11 NMoore western streetfront11 NMoore security cameras11 NMoore trees11 NMoore entrance11 NMoore garage doors

Upon closer viewing…

As at 290 West, the façade’s metal framing is hollow. The windows, meanwhile, have a honeycomb material embedded in the glass (the first two photos below), presumably so passersby can’t see inside; it doesn’t exactly warm the place up. And let’s hope that the punch list is still open.

11 NMoore detail of window211 NMoore detail of window11 NMoore detail1 11 NMoore detail2 11 NMoore detail3 11 NMoore detail5 11NMoore detail611 NMoore detail7

And the top?

You’d think the architects would want the eye, as it rises, to land on that penthouse—instead, it bounces between the penthouse and the mechanicals grouped at the southeast corner.

11 NMoore from south

Is the building an improvement?

Sure.
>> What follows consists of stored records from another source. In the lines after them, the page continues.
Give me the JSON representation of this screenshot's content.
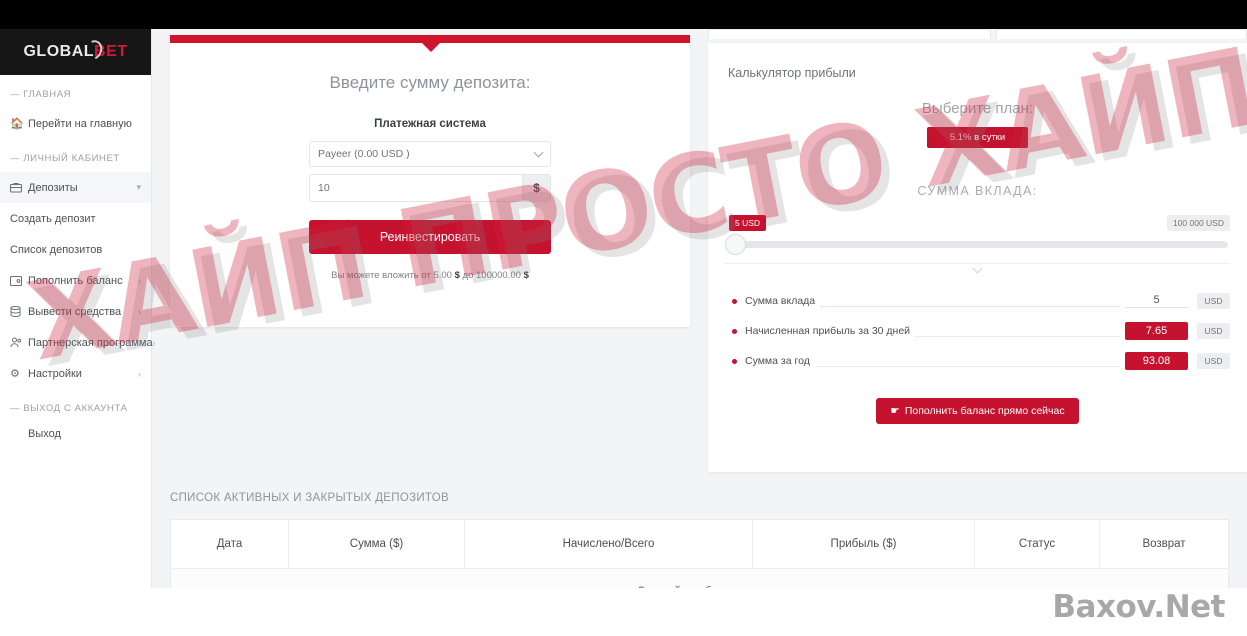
{
  "sidebar": {
    "logo": {
      "part1": "GLOBAL",
      "part2": "BET"
    },
    "section_main": "— ГЛАВНАЯ",
    "home_item": {
      "label": "Перейти на главную",
      "icon": "home-icon"
    },
    "section_account": "— ЛИЧНЫЙ КАБИНЕТ",
    "deposits": {
      "label": "Депозиты",
      "icon": "briefcase-icon",
      "arrow": "chevron-down-icon"
    },
    "sub_create": "Создать депозит",
    "sub_list": "Список депозитов",
    "topup": {
      "label": "Пополнить баланс",
      "icon": "card-icon",
      "arrow": "chevron-right-icon"
    },
    "withdraw": {
      "label": "Вывести средства",
      "icon": "database-icon",
      "arrow": "chevron-right-icon"
    },
    "partner": {
      "label": "Партнерская программа",
      "icon": "users-icon",
      "arrow": "chevron-right-icon"
    },
    "settings": {
      "label": "Настройки",
      "icon": "gear-icon",
      "arrow": "chevron-right-icon"
    },
    "section_logout": "— ВЫХОД С АККАУНТА",
    "logout": "Выход"
  },
  "deposit_form": {
    "title": "Введите сумму депозита:",
    "payment_label": "Платежная система",
    "payment_selected": "Payeer (0.00 USD )",
    "amount_value": "10",
    "amount_placeholder": "10",
    "currency_symbol": "$",
    "submit_label": "Реинвестировать",
    "hint_prefix": "Вы можете вложить от 5.00",
    "hint_cur1": "$",
    "hint_mid": "до 100000.00",
    "hint_cur2": "$"
  },
  "calculator": {
    "title": "Калькулятор прибыли",
    "plan_title": "Выберите план:",
    "plan_badge": "5.1% в сутки",
    "amount_title": "СУММА ВКЛАДА:",
    "slider_min": "5 USD",
    "slider_max": "100 000 USD",
    "rows": [
      {
        "label": "Сумма вклада",
        "value": "5",
        "unit": "USD",
        "highlight": false
      },
      {
        "label": "Начисленная прибыль за 30 дней",
        "value": "7.65",
        "unit": "USD",
        "highlight": true
      },
      {
        "label": "Сумма за год",
        "value": "93.08",
        "unit": "USD",
        "highlight": true
      }
    ],
    "topup_button": "Пополнить баланс прямо сейчас",
    "topup_icon": "hand-pointer-icon"
  },
  "deposit_list": {
    "title": "СПИСОК АКТИВНЫХ И ЗАКРЫТЫХ ДЕПОЗИТОВ",
    "columns": [
      "Дата",
      "Сумма ($)",
      "Начислено/Всего",
      "Прибыль ($)",
      "Статус",
      "Возврат"
    ],
    "empty_text": "Записей не обнаружено"
  },
  "watermarks": {
    "overlay": "ХАЙП ПРОСТО ХАЙП",
    "brand": "Baxov.Net"
  },
  "colors": {
    "accent_red": "#c4122f",
    "bar_red": "#cf142b",
    "logo_black": "#161616",
    "page_bg": "#f3f4f6"
  }
}
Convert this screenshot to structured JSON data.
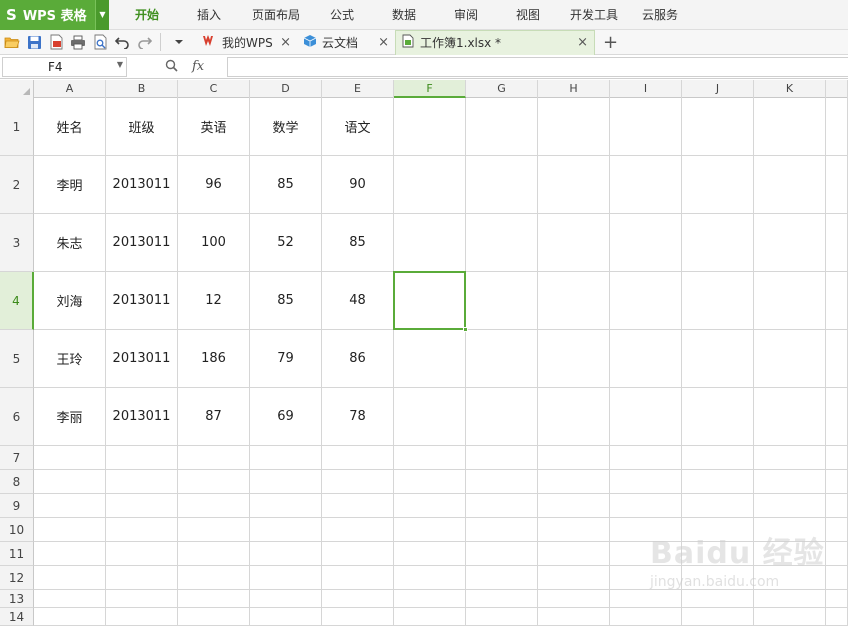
{
  "app": {
    "name": "WPS 表格",
    "logo": "S"
  },
  "menu": [
    "开始",
    "插入",
    "页面布局",
    "公式",
    "数据",
    "审阅",
    "视图",
    "开发工具",
    "云服务"
  ],
  "menu_active_index": 0,
  "tabs": [
    {
      "label": "我的WPS",
      "icon": "wps-icon"
    },
    {
      "label": "云文档",
      "icon": "cloud-doc-icon"
    },
    {
      "label": "工作簿1.xlsx *",
      "icon": "sheet-file-icon",
      "active": true
    }
  ],
  "formula_bar": {
    "name_box": "F4",
    "fx_label": "fx",
    "formula": ""
  },
  "columns": [
    "A",
    "B",
    "C",
    "D",
    "E",
    "F",
    "G",
    "H",
    "I",
    "J",
    "K"
  ],
  "selected_column": "F",
  "selected_row": 4,
  "rows": [
    {
      "n": 1,
      "cells": [
        "姓名",
        "班级",
        "英语",
        "数学",
        "语文"
      ]
    },
    {
      "n": 2,
      "cells": [
        "李明",
        "2013011",
        "96",
        "85",
        "90"
      ]
    },
    {
      "n": 3,
      "cells": [
        "朱志",
        "2013011",
        "100",
        "52",
        "85"
      ]
    },
    {
      "n": 4,
      "cells": [
        "刘海",
        "2013011",
        "12",
        "85",
        "48"
      ]
    },
    {
      "n": 5,
      "cells": [
        "王玲",
        "2013011",
        "186",
        "79",
        "86"
      ]
    },
    {
      "n": 6,
      "cells": [
        "李丽",
        "2013011",
        "87",
        "69",
        "78"
      ]
    },
    {
      "n": 7,
      "cells": []
    },
    {
      "n": 8,
      "cells": []
    },
    {
      "n": 9,
      "cells": []
    },
    {
      "n": 10,
      "cells": []
    },
    {
      "n": 11,
      "cells": []
    },
    {
      "n": 12,
      "cells": []
    },
    {
      "n": 13,
      "cells": []
    },
    {
      "n": 14,
      "cells": []
    }
  ],
  "watermark": {
    "main": "Baidu 经验",
    "sub": "jingyan.baidu.com"
  },
  "colors": {
    "accent": "#5aab39",
    "header_bg": "#f3f3f3",
    "selected_header_bg": "#e2efd9"
  }
}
There used to be a parking lot with an ugly billboard at that location.

20-24 varick 13012

Rendering vs. reality

Unlike 290 West, the renderings for 11 N. Moore have the same number of floors as the finished building, so that’s something. There are other discrepancies, however. The windows were initially to be single panes of glass—a feature the brokers trumpeted—but that changed at some point. (I’m not sure they would’ve been better that way.) And in a later rendering (the second one below), the inset is black, not gray, matching the trim on the first two floors. The increase in contrast would’ve crisped the entire design up.

11NMoore1 courtesy Adjmi Andreoli11 NMoore rendering

Pass or fail?

It squeaks by, but only because it could’ve been much worse. And someone really needs to address the shoddiness. This is Tribeca.

••• 290 West
••• The Reade Chambers (71 Reade/87 Chambers)



  1. Another poorly crafted and disappointing design from the same developer of 290 west. Your photos expose some truly shoddy, embarrassing work. Obviously, no one takes any pride in the finished product here.

    As to the design, it is another oppressive structure that tries to spice itself up with a few interesting “gestures” which only worsen the design’s incoherence. I recall reading the original marketing hype around this building…wasn’t the developer pitching it as “Tribeca’s version of 15 CPW?” What a shame.

    You raise a great question about accountability. So long as people line up to buy from the developer, sight unseen, how can there be any?

  2. Would be interesting to see a similar analysis on 15 Leonard round the corner …

  3. The parking lot added much more to the neighborhood in terms of usefulness, classic design, and craftsmanship.

  4. I miss that tree in the lot….